## Data records
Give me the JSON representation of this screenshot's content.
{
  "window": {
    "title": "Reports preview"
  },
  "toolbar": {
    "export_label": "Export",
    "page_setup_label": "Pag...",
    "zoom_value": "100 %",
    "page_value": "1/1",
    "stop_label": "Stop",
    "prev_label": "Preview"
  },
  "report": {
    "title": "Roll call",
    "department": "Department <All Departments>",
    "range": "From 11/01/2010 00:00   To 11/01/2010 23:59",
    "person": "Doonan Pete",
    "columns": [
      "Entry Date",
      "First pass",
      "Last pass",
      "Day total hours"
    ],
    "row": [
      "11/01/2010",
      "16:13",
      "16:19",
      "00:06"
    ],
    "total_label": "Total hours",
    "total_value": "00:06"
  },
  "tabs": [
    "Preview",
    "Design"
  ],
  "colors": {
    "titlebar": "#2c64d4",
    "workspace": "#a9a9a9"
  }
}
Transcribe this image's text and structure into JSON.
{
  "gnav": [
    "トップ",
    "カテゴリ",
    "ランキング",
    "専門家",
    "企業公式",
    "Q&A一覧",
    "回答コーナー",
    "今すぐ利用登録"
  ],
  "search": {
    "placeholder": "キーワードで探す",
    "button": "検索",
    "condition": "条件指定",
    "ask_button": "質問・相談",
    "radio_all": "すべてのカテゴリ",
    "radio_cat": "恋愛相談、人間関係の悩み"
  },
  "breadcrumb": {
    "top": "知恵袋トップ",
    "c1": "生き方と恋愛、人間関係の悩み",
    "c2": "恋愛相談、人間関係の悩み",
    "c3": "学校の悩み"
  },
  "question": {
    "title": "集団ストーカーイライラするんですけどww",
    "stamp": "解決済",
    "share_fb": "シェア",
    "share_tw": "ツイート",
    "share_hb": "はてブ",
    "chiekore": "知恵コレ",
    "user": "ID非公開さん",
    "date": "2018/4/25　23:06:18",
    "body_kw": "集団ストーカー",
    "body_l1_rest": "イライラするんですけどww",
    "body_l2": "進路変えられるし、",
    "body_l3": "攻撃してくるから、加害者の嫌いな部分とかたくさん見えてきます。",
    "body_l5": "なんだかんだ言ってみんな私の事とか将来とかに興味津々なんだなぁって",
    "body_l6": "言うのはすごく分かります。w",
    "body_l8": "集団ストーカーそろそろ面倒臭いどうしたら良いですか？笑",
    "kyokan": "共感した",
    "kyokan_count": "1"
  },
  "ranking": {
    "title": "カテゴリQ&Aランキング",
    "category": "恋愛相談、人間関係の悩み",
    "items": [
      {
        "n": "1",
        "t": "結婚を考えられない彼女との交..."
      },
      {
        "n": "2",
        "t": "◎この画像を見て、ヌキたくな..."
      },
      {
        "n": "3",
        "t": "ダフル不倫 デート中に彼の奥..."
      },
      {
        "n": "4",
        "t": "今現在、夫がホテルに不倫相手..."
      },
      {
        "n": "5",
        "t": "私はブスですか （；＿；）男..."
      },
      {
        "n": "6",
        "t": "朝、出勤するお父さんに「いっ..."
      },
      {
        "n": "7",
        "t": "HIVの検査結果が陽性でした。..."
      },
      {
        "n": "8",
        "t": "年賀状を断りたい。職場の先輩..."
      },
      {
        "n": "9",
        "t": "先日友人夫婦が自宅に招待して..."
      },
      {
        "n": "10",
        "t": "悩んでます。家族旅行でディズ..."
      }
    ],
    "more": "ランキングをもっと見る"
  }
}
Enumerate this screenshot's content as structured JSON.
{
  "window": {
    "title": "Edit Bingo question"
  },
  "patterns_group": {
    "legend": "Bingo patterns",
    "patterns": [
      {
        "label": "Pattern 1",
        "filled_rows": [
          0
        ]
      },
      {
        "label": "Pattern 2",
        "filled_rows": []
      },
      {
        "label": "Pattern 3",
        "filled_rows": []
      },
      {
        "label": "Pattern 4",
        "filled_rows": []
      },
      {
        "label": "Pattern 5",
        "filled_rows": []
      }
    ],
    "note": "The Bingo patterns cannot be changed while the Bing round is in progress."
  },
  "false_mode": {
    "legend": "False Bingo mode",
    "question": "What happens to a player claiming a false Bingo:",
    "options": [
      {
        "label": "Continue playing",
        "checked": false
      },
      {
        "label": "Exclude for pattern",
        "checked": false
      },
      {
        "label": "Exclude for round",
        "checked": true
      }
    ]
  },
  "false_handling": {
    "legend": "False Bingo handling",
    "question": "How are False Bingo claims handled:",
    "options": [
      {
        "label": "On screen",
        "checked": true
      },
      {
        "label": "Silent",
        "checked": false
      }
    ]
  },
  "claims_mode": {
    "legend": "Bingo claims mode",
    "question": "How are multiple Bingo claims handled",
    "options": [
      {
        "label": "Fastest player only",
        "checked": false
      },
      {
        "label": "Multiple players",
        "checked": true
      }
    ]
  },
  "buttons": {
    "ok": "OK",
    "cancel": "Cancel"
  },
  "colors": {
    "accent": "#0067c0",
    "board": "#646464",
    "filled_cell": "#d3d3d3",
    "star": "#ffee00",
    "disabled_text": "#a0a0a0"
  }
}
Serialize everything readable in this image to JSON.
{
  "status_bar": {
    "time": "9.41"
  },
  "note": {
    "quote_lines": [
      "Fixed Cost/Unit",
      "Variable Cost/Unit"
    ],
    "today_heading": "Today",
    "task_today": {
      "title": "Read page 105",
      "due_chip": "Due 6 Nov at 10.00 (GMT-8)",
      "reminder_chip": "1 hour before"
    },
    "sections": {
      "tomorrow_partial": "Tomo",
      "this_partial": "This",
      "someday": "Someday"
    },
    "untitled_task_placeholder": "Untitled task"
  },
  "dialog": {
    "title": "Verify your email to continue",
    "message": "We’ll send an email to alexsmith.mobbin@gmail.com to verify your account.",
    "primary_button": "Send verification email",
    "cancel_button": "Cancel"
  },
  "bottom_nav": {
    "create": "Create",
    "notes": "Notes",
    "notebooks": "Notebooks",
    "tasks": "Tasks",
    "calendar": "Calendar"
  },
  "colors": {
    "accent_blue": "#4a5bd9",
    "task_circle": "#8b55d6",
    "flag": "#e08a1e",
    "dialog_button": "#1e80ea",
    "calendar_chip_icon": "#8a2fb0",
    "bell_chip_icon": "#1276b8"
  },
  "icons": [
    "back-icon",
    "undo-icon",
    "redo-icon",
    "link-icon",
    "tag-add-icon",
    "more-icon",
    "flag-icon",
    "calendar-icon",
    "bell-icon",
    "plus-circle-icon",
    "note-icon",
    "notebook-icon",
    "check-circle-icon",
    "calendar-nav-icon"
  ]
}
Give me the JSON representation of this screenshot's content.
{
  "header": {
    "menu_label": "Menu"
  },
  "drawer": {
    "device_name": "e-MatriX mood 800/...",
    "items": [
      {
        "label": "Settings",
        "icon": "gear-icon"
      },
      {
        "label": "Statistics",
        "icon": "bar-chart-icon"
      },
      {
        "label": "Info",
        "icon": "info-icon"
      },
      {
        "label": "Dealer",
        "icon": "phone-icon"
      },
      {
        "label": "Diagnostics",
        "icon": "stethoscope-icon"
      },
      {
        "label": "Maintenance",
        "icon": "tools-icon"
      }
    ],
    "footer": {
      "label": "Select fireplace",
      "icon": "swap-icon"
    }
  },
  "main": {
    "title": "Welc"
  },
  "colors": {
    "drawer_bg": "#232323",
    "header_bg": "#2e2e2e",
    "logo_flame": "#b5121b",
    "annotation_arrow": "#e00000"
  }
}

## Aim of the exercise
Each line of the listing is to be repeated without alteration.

## Answer for this exercise
Give me the JSON representation of this screenshot's content.
{
  "window": {
    "title": "Reports preview"
  },
  "toolbar": {
    "export_label": "Export",
    "page_setup_label": "Pag...",
    "zoom_value": "100 %",
    "page_value": "1/1",
    "stop_label": "Stop",
    "prev_label": "Preview"
  },
  "report": {
    "title": "Roll call",
    "department": "Department <All Departments>",
    "range": "From 11/01/2010 00:00   To 11/01/2010 23:59",
    "person": "Doonan Pete",
    "columns": [
      "Entry Date",
      "First pass",
      "Last pass",
      "Day total hours"
    ],
    "row": [
      "11/01/2010",
      "16:13",
      "16:19",
      "00:06"
    ],
    "total_label": "Total hours",
    "total_value": "00:06"
  },
  "tabs": [
    "Preview",
    "Design"
  ],
  "colors": {
    "titlebar": "#2c64d4",
    "workspace": "#a9a9a9"
  }
}
Transcribe this image's text and structure into JSON.
{
  "gnav": [
    "トップ",
    "カテゴリ",
    "ランキング",
    "専門家",
    "企業公式",
    "Q&A一覧",
    "回答コーナー",
    "今すぐ利用登録"
  ],
  "search": {
    "placeholder": "キーワードで探す",
    "button": "検索",
    "condition": "条件指定",
    "ask_button": "質問・相談",
    "radio_all": "すべてのカテゴリ",
    "radio_cat": "恋愛相談、人間関係の悩み"
  },
  "breadcrumb": {
    "top": "知恵袋トップ",
    "c1": "生き方と恋愛、人間関係の悩み",
    "c2": "恋愛相談、人間関係の悩み",
    "c3": "学校の悩み"
  },
  "question": {
    "title": "集団ストーカーイライラするんですけどww",
    "stamp": "解決済",
    "share_fb": "シェア",
    "share_tw": "ツイート",
    "share_hb": "はてブ",
    "chiekore": "知恵コレ",
    "user": "ID非公開さん",
    "date": "2018/4/25　23:06:18",
    "body_kw": "集団ストーカー",
    "body_l1_rest": "イライラするんですけどww",
    "body_l2": "進路変えられるし、",
    "body_l3": "攻撃してくるから、加害者の嫌いな部分とかたくさん見えてきます。",
    "body_l5": "なんだかんだ言ってみんな私の事とか将来とかに興味津々なんだなぁって",
    "body_l6": "言うのはすごく分かります。w",
    "body_l8": "集団ストーカーそろそろ面倒臭いどうしたら良いですか？笑",
    "kyokan": "共感した",
    "kyokan_count": "1"
  },
  "ranking": {
    "title": "カテゴリQ&Aランキング",
    "category": "恋愛相談、人間関係の悩み",
    "items": [
      {
        "n": "1",
        "t": "結婚を考えられない彼女との交..."
      },
      {
        "n": "2",
        "t": "◎この画像を見て、ヌキたくな..."
      },
      {
        "n": "3",
        "t": "ダフル不倫 デート中に彼の奥..."
      },
      {
        "n": "4",
        "t": "今現在、夫がホテルに不倫相手..."
      },
      {
        "n": "5",
        "t": "私はブスですか （；＿；）男..."
      },
      {
        "n": "6",
        "t": "朝、出勤するお父さんに「いっ..."
      },
      {
        "n": "7",
        "t": "HIVの検査結果が陽性でした。..."
      },
      {
        "n": "8",
        "t": "年賀状を断りたい。職場の先輩..."
      },
      {
        "n": "9",
        "t": "先日友人夫婦が自宅に招待して..."
      },
      {
        "n": "10",
        "t": "悩んでます。家族旅行でディズ..."
      }
    ],
    "more": "ランキングをもっと見る"
  }
}
Enumerate this screenshot's content as structured JSON.
{
  "window": {
    "title": "Edit Bingo question"
  },
  "patterns_group": {
    "legend": "Bingo patterns",
    "patterns": [
      {
        "label": "Pattern 1",
        "filled_rows": [
          0
        ]
      },
      {
        "label": "Pattern 2",
        "filled_rows": []
      },
      {
        "label": "Pattern 3",
        "filled_rows": []
      },
      {
        "label": "Pattern 4",
        "filled_rows": []
      },
      {
        "label": "Pattern 5",
        "filled_rows": []
      }
    ],
    "note": "The Bingo patterns cannot be changed while the Bing round is in progress."
  },
  "false_mode": {
    "legend": "False Bingo mode",
    "question": "What happens to a player claiming a false Bingo:",
    "options": [
      {
        "label": "Continue playing",
        "checked": false
      },
      {
        "label": "Exclude for pattern",
        "checked": false
      },
      {
        "label": "Exclude for round",
        "checked": true
      }
    ]
  },
  "false_handling": {
    "legend": "False Bingo handling",
    "question": "How are False Bingo claims handled:",
    "options": [
      {
        "label": "On screen",
        "checked": true
      },
      {
        "label": "Silent",
        "checked": false
      }
    ]
  },
  "claims_mode": {
    "legend": "Bingo claims mode",
    "question": "How are multiple Bingo claims handled",
    "options": [
      {
        "label": "Fastest player only",
        "checked": false
      },
      {
        "label": "Multiple players",
        "checked": true
      }
    ]
  },
  "buttons": {
    "ok": "OK",
    "cancel": "Cancel"
  },
  "colors": {
    "accent": "#0067c0",
    "board": "#646464",
    "filled_cell": "#d3d3d3",
    "star": "#ffee00",
    "disabled_text": "#a0a0a0"
  }
}
Serialize everything readable in this image to JSON.
{
  "status_bar": {
    "time": "9.41"
  },
  "note": {
    "quote_lines": [
      "Fixed Cost/Unit",
      "Variable Cost/Unit"
    ],
    "today_heading": "Today",
    "task_today": {
      "title": "Read page 105",
      "due_chip": "Due 6 Nov at 10.00 (GMT-8)",
      "reminder_chip": "1 hour before"
    },
    "sections": {
      "tomorrow_partial": "Tomo",
      "this_partial": "This",
      "someday": "Someday"
    },
    "untitled_task_placeholder": "Untitled task"
  },
  "dialog": {
    "title": "Verify your email to continue",
    "message": "We’ll send an email to alexsmith.mobbin@gmail.com to verify your account.",
    "primary_button": "Send verification email",
    "cancel_button": "Cancel"
  },
  "bottom_nav": {
    "create": "Create",
    "notes": "Notes",
    "notebooks": "Notebooks",
    "tasks": "Tasks",
    "calendar": "Calendar"
  },
  "colors": {
    "accent_blue": "#4a5bd9",
    "task_circle": "#8b55d6",
    "flag": "#e08a1e",
    "dialog_button": "#1e80ea",
    "calendar_chip_icon": "#8a2fb0",
    "bell_chip_icon": "#1276b8"
  },
  "icons": [
    "back-icon",
    "undo-icon",
    "redo-icon",
    "link-icon",
    "tag-add-icon",
    "more-icon",
    "flag-icon",
    "calendar-icon",
    "bell-icon",
    "plus-circle-icon",
    "note-icon",
    "notebook-icon",
    "check-circle-icon",
    "calendar-nav-icon"
  ]
}
Give me the JSON representation of this screenshot's content.
{
  "header": {
    "menu_label": "Menu"
  },
  "drawer": {
    "device_name": "e-MatriX mood 800/...",
    "items": [
      {
        "label": "Settings",
        "icon": "gear-icon"
      },
      {
        "label": "Statistics",
        "icon": "bar-chart-icon"
      },
      {
        "label": "Info",
        "icon": "info-icon"
      },
      {
        "label": "Dealer",
        "icon": "phone-icon"
      },
      {
        "label": "Diagnostics",
        "icon": "stethoscope-icon"
      },
      {
        "label": "Maintenance",
        "icon": "tools-icon"
      }
    ],
    "footer": {
      "label": "Select fireplace",
      "icon": "swap-icon"
    }
  },
  "main": {
    "title": "Welc"
  },
  "colors": {
    "drawer_bg": "#232323",
    "header_bg": "#2e2e2e",
    "logo_flame": "#b5121b",
    "annotation_arrow": "#e00000"
  }
}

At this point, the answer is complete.